His textbook, Primer of Epidemiology, has been translated into numerous languages and adds to his more than 300 authored and coauthored scientific publications.

Fond of leading by example and sharing his enthusiasm with future generations of researchers, Gary was a lecturer at UC San Francisco and UC Berkeley, and a consulting professor at Stanford.

In May 1998, prior to his retirement, his career was celebrated at an event at UC Berkeley entitled: Gary Friedman at the DOR: 30 Years (and Counting) — A Celebration of a Career.

Earlier this year, DOR Director Tracy Lieu congratulating and thanking Gary Friedman for his years guiding the Outstanding Paper Award selection process.

In 2010, former DOR director Joe Selby changed the name of the division’s Outstanding Paper Award to the Gary D. Friedman Outstanding Paper Award. This past year, Friedman stepped down as leader of the award program, handing the reins over to UCSF’s Robert A. Hiatt, MD, PhD, an adjunct investigator at the Division of Research.

Research wasn’t Gary’s only passion. His interests also included music. He began his musical education at the age of 5 when he first took up the piano. He played trumpet in junior high and high school and studied organ and music theory during his teenage years. Gary returned to music seriously when he turned 54, studying oboe and English horn. Then, at the age of 64, he began studying music composition and was a prolific composer. His musical works have been performed by community orchestras and chamber groups. He most recently played in the College of Marin Symphony, the Lucas Valley Chamber Orchestra, and the Bohemian Club Band.

Gary leaves behind his wife of more than 60 years, Ruth Schleien, 3 children, and several grandchildren.

A DOR memorial for Gary will be held with details still to be determined. We’ll also let you know about the family’s preference for donations and other ways to remember Gary.

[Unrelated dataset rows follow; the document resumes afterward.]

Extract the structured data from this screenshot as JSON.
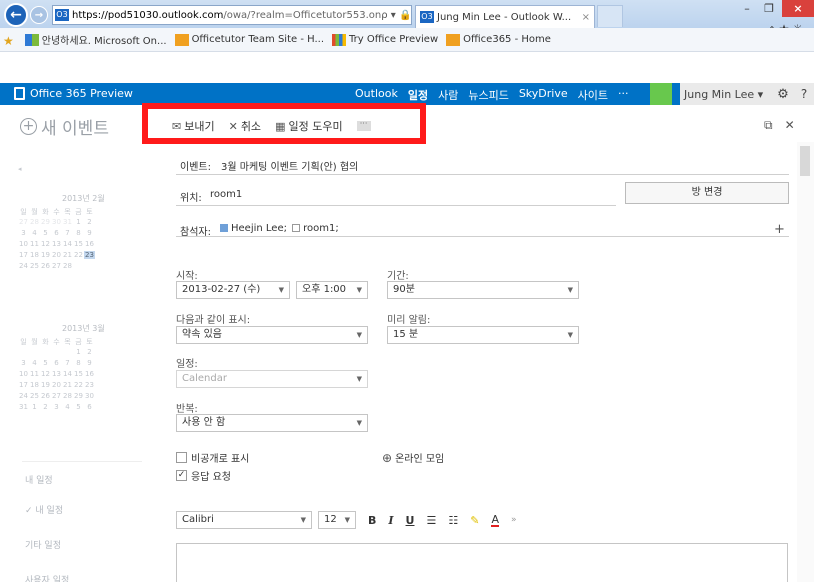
{
  "browser": {
    "url_host": "https://pod51030.outlook.com",
    "url_rest": "/owa/?realm=Officetutor553.on",
    "url_tools": "ρ ▾ 🔒 ↻",
    "favicon_text": "O3",
    "tab_title": "Jung Min Lee - Outlook W...",
    "tab_close": "×",
    "minimize": "–",
    "maximize": "❐",
    "close": "×",
    "toolbar_icons": "⌂★☼"
  },
  "favorites": [
    {
      "label": "안녕하세요. Microsoft On...",
      "icon": "ms"
    },
    {
      "label": "Officetutor Team Site - H...",
      "icon": "ot"
    },
    {
      "label": "Try Office Preview",
      "icon": "try"
    },
    {
      "label": "Office365 - Home",
      "icon": "o365"
    }
  ],
  "o365": {
    "brand": "Office 365 Preview",
    "nav": [
      "Outlook",
      "일정",
      "사람",
      "뉴스피드",
      "SkyDrive",
      "사이트",
      "···"
    ],
    "active_nav": "일정",
    "user": "Jung Min Lee ▾",
    "gear": "⚙",
    "help": "?"
  },
  "left": {
    "new_event": "새 이벤트",
    "mini1_title": "2013년 2월",
    "mini2_title": "2013년 3월",
    "weekday_header": [
      "일",
      "월",
      "화",
      "수",
      "목",
      "금",
      "토"
    ],
    "feb_rows": [
      [
        "27",
        "28",
        "29",
        "30",
        "31",
        "1",
        "2"
      ],
      [
        "3",
        "4",
        "5",
        "6",
        "7",
        "8",
        "9"
      ],
      [
        "10",
        "11",
        "12",
        "13",
        "14",
        "15",
        "16"
      ],
      [
        "17",
        "18",
        "19",
        "20",
        "21",
        "22",
        "23"
      ],
      [
        "24",
        "25",
        "26",
        "27",
        "28",
        "",
        ""
      ]
    ],
    "mar_rows": [
      [
        "",
        "",
        "",
        "",
        "",
        "1",
        "2"
      ],
      [
        "3",
        "4",
        "5",
        "6",
        "7",
        "8",
        "9"
      ],
      [
        "10",
        "11",
        "12",
        "13",
        "14",
        "15",
        "16"
      ],
      [
        "17",
        "18",
        "19",
        "20",
        "21",
        "22",
        "23"
      ],
      [
        "24",
        "25",
        "26",
        "27",
        "28",
        "29",
        "30"
      ],
      [
        "31",
        "1",
        "2",
        "3",
        "4",
        "5",
        "6"
      ]
    ],
    "links": [
      "내 일정",
      "✓ 내 일정",
      "기타 일정",
      "사용자 일정"
    ],
    "prev_arrow": "◂"
  },
  "toolbar": {
    "send": "보내기",
    "cancel": "취소",
    "scheduling": "일정 도우미",
    "more": "···",
    "popout": "⧉",
    "close": "✕"
  },
  "form": {
    "event_label": "이벤트:",
    "event_value": "3월 마케팅 이벤트 기획(안) 협의",
    "location_label": "위치:",
    "location_value": "room1",
    "change_room": "방 변경",
    "attendees_label": "참석자:",
    "attendee1": "Heejin Lee;",
    "attendee2": "room1;",
    "add": "+",
    "start_label": "시작:",
    "start_date": "2013-02-27 (수)",
    "start_time": "오후 1:00",
    "duration_label": "기간:",
    "duration": "90분",
    "showas_label": "다음과 같이 표시:",
    "showas": "약속 있음",
    "reminder_label": "미리 알림:",
    "reminder": "15 분",
    "calendar_label": "일정:",
    "calendar": "Calendar",
    "repeat_label": "반복:",
    "repeat": "사용 안 함",
    "private_label": "비공개로 표시",
    "response_label": "응답 요청",
    "online_meeting": "온라인 모임"
  },
  "format": {
    "font": "Calibri",
    "size": "12",
    "bold": "B",
    "italic": "I",
    "underline": "U",
    "bullets": "☰",
    "numbering": "☷",
    "highlight": "✎",
    "fontcolor": "A",
    "more": "»"
  }
}
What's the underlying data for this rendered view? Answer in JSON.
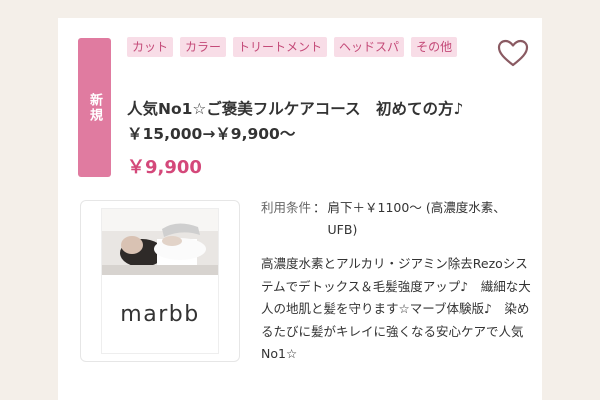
{
  "listing": {
    "new_badge": "新規",
    "tags": [
      "カット",
      "カラー",
      "トリートメント",
      "ヘッドスパ",
      "その他"
    ],
    "title": "人気No1☆ご褒美フルケアコース　初めての方♪　￥15,000→￥9,900～",
    "price": "￥9,900",
    "conditions_label": "利用条件",
    "conditions_separator": "：",
    "conditions_value": "肩下＋￥1100～ (高濃度水素、UFB)",
    "description": "高濃度水素とアルカリ・ジアミン除去Rezoシステムでデトックス＆毛髪強度アップ♪　繊細な大人の地肌と髪を守ります☆マーブ体験版♪　染めるたびに髪がキレイに強くなる安心ケアで人気No1☆",
    "thumbnail_logo_text": "marbb",
    "favorite_icon": "heart-outline-icon"
  },
  "colors": {
    "accent": "#e07ba0",
    "price": "#d4487a",
    "tag_bg": "#f8dde7",
    "tag_text": "#c44a78",
    "heart": "#8a5a62"
  }
}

“Gary was a quiet leader who applied a logical, methodological, approach to all his work. He was enormously supportive of my work even after he switched his focus to cancer. Gary had a tremendous impact on my career in multiple ways. Though I didn’t have professional training in epidemiology when he hired me, in 1983 he gave me the opportunity to help write our proposal for the CARDIA study. He provided me a leadership opportunity early in my career at the DOR in a study that has provided, to this day, a stable foundation for my research career.”

Steve Sidney, Director of Research Clinics, Division of Research


“Gary’s stature as a nationally respected epidemiologist enabled him to recruit many talented researchers who are among the leadership of DOR today. He was insightful and gentle, the model of a senior scientist. It’s amazing that he was still producing research, as well as contributing to DOR by leading our outstanding paper competition, well into his 80s.”

                                         -Tracy Lieu, MD, MPH, Director, Division of Research


“I’ve always thought of Gary as a meticulous and disciplined scientist, a kind and enthusiastic teacher, and a proud and very engaged husband and father. Many of us are indebted to him for what he taught us as we became epidemiologists.”

-Joe Selby, MD, MPH, Former Director, Division of Research   


“Gary hired me as a research scientist 24 years ago and he was a wonderful mentor, colleague and friend.  I started working with him on a program to investigate the carcinogenicity of commonly prescribed drugs, a program that he established nearly 50 years ago and that generated numerous papers, as well as some of the only human data on a number of drug-cancer associations. In addition to admiring him for his seminal research in a number of areas, I always appreciated his kindness and his joy in conducting epidemiologic research and I’m deeply saddened by this loss.”

-Laurie Habel, PhD, Associate Director, Cancer Research Section, Division of Research